Nov 19, 2021 by AFP

Congress continues to find new ways to impose burdensome taxes on businesses and taxpayers.

The latest Build Back Better Act proposal includes a 15 percent corporate alternative minimum tax on financial statement income, or book income, for companies with income over $1 billion.

The tax would introduce a host of issues and add unnecessary complexity to an already convoluted tax code. It would even go as far as hurting retiree benefits.

A corporation’s book income differs from its taxable income:

  • Book income follows the Generally Accepted Accounting Principles (GAAP) developed by an independent nonprofit known as the Financial Accounting Standards Board (FASB), while taxable income is defined by the Internal Revenue Code.
  • The former is used to provide shareholders and investors with information regarding a company’s financial position, while the latter is used to determine its tax liability.

President Joe Biden and proponents of the alternative minimum tax argue that some corporations pay little to no taxes in any given year yet report profits to shareholders and investors in their financial statements. The president has called this “fundamentally unfair.”

However, the corporations in question often reduce its taxes by utilizing various credits and deductions. A few of these include deductions for capital investments and net operating loss carryforwards.

Gordon Gray from American Action Forum argues,

“The reasons why the “offending” firms in any given year have no tax liability is because these entities were engaged in the very activities that Congress chose to subsidize.”

The effects of an alternative minimum tax on book income would be far reaching.
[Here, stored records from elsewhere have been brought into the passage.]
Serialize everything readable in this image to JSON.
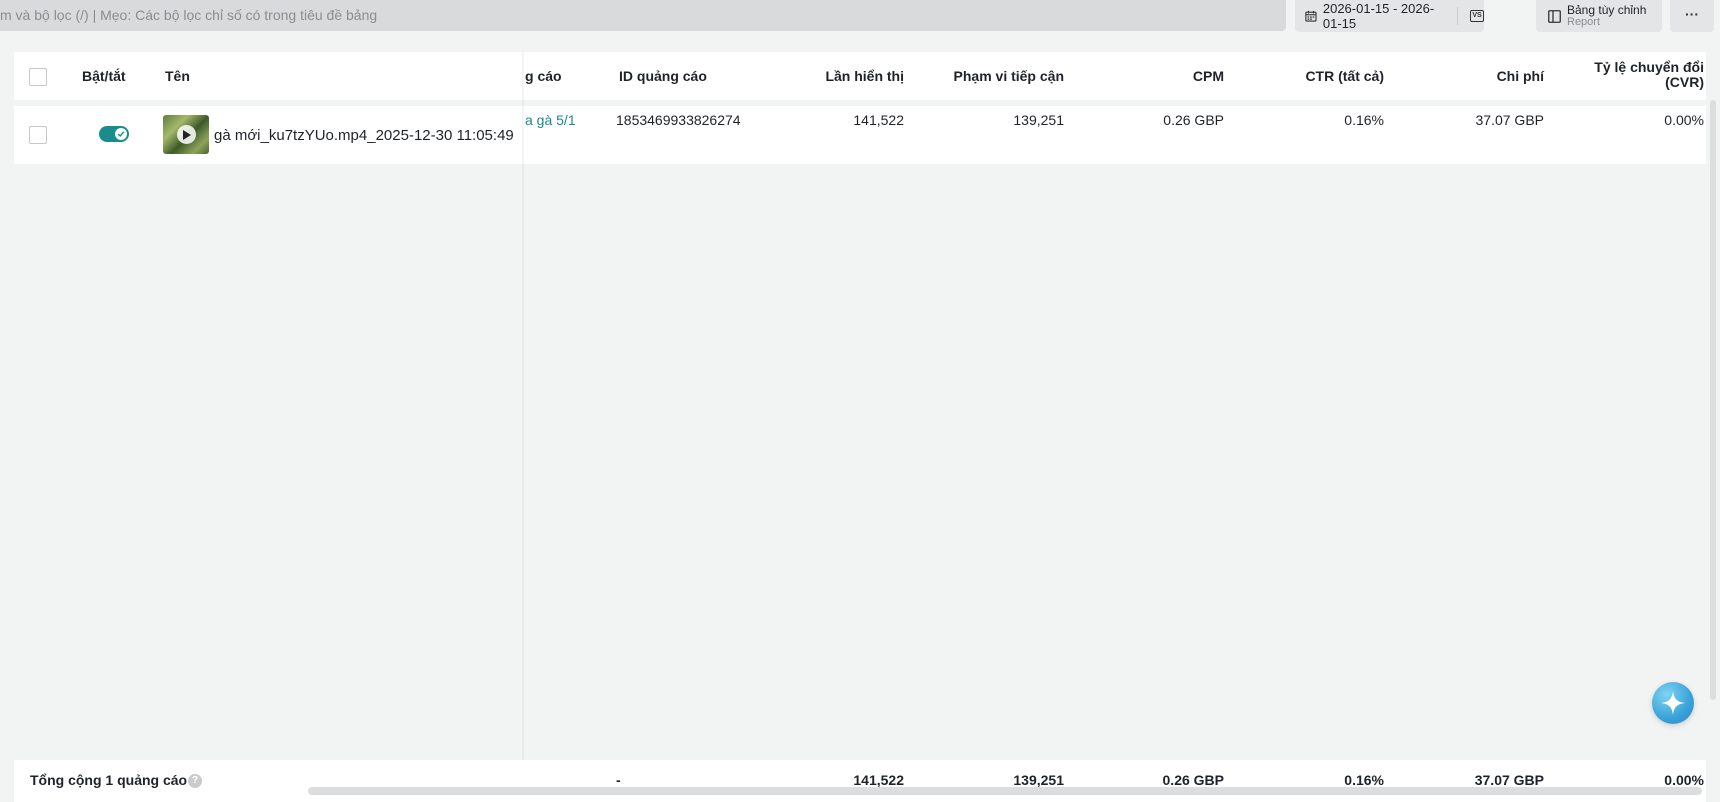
{
  "toolbar": {
    "search_placeholder": "m và bộ lọc (/) | Mẹo: Các bộ lọc chỉ số có trong tiêu đề bảng",
    "date_range": "2026-01-15 - 2026-01-15",
    "compare_label": "VS",
    "custom_table_label": "Bảng tùy chỉnh",
    "custom_table_sub": "Report",
    "more_label": "···"
  },
  "table": {
    "headers": {
      "toggle": "Bật/tắt",
      "name": "Tên",
      "ad_group": "g cáo",
      "ad_id": "ID quảng cáo",
      "impressions": "Lần hiển thị",
      "reach": "Phạm vi tiếp cận",
      "cpm": "CPM",
      "ctr": "CTR (tất cả)",
      "cost": "Chi phí",
      "cvr_line1": "Tỷ lệ chuyển đổi",
      "cvr_line2": "(CVR)"
    },
    "rows": [
      {
        "enabled": true,
        "name": "gà mới_ku7tzYUo.mp4_2025-12-30 11:05:49",
        "ad_group": "a gà 5/1",
        "ad_id": "1853469933826274",
        "impressions": "141,522",
        "reach": "139,251",
        "cpm": "0.26 GBP",
        "ctr": "0.16%",
        "cost": "37.07 GBP",
        "cvr": "0.00%"
      }
    ],
    "footer": {
      "label": "Tổng cộng 1 quảng cáo",
      "help": "?",
      "ad_id": "-",
      "impressions": "141,522",
      "reach": "139,251",
      "cpm": "0.26 GBP",
      "ctr": "0.16%",
      "cost": "37.07 GBP",
      "cvr": "0.00%"
    }
  },
  "colors": {
    "accent": "#1a8c8c",
    "background": "#f2f3f3"
  }
}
One unintended consequence, as Cato Institute’s Chris Edwards points out, would be undue political pressure on FASB to change the GAAP to accord with whatever policy goals are desired by lawmakers.

In a letter to Congress, over 260 accounting and tax scholars spoke to many of the same issues with taxing book income, such as the politicization of FASB, a more complex tax code, and worse financial accounting standards and reporting:

“Rather than risk the degradation of the FASB, lower quality financial reporting by firms, less efficient capital markets, and a needlessly complicated tax system, it would be cleaner and simpler to just fix the tax code if there are perceived problems with the tax system.”

Another bystander affected by a 15 percent alternative minimum tax would be pension plans. The American Benefits Council says the new tax would “have a devastating impact” on retirement plans.

For example, companies would potentially face taxes on pension plan earnings without actual access to those earnings, lose deductions for contributions to pension plans, and have more reason to either terminate or freeze pension plans. Stakeholders are already lobbying to “fix” how the new tax would change the way they do business.

The damage likely doesn’t end there.

More industries would be hurt and companies would face new burdens and costs such as a higher tax burden on investment as a result of the new tax. Similar proposals have been tried and failed. Why continue to beat a dead horse?

Congress should avoid enacting an additional tax on corporations that would do more harm than good.

Instead, lawmakers should seek reforms to the tax code that make it simpler, fairer, and more transparent.

Like many of the tax proposals currently before Congress, an alternative minimum tax on book income fails that test.